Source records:
- - - - -

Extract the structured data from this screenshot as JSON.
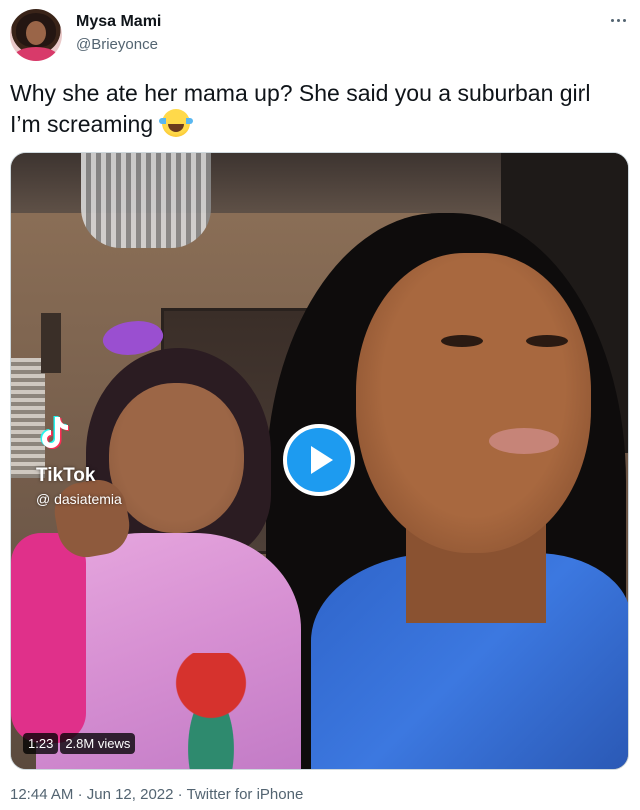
{
  "author": {
    "display_name": "Mysa Mami",
    "handle": "@Brieyonce"
  },
  "tweet": {
    "text": "Why she ate her mama up? She said you a suburban girl I’m screaming",
    "emoji": "face-with-tears-of-joy"
  },
  "media": {
    "watermark_brand": "TikTok",
    "watermark_user": "@ dasiatemia",
    "duration": "1:23",
    "views": "2.8M views"
  },
  "meta": {
    "time": "12:44 AM",
    "separator": "·",
    "date": "Jun 12, 2022",
    "source": "Twitter for iPhone"
  },
  "colors": {
    "accent": "#1d9bf0",
    "text_primary": "#0f1419",
    "text_secondary": "#536471"
  }
}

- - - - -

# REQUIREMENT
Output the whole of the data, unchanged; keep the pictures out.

# SOLUTION TO THE PROBLEM
Extract the structured data from this screenshot as JSON.
{
  "author": {
    "display_name": "Mysa Mami",
    "handle": "@Brieyonce"
  },
  "tweet": {
    "text": "Why she ate her mama up? She said you a suburban girl I’m screaming",
    "emoji": "face-with-tears-of-joy"
  },
  "media": {
    "watermark_brand": "TikTok",
    "watermark_user": "@ dasiatemia",
    "duration": "1:23",
    "views": "2.8M views"
  },
  "meta": {
    "time": "12:44 AM",
    "separator": "·",
    "date": "Jun 12, 2022",
    "source": "Twitter for iPhone"
  },
  "colors": {
    "accent": "#1d9bf0",
    "text_primary": "#0f1419",
    "text_secondary": "#536471"
  }
}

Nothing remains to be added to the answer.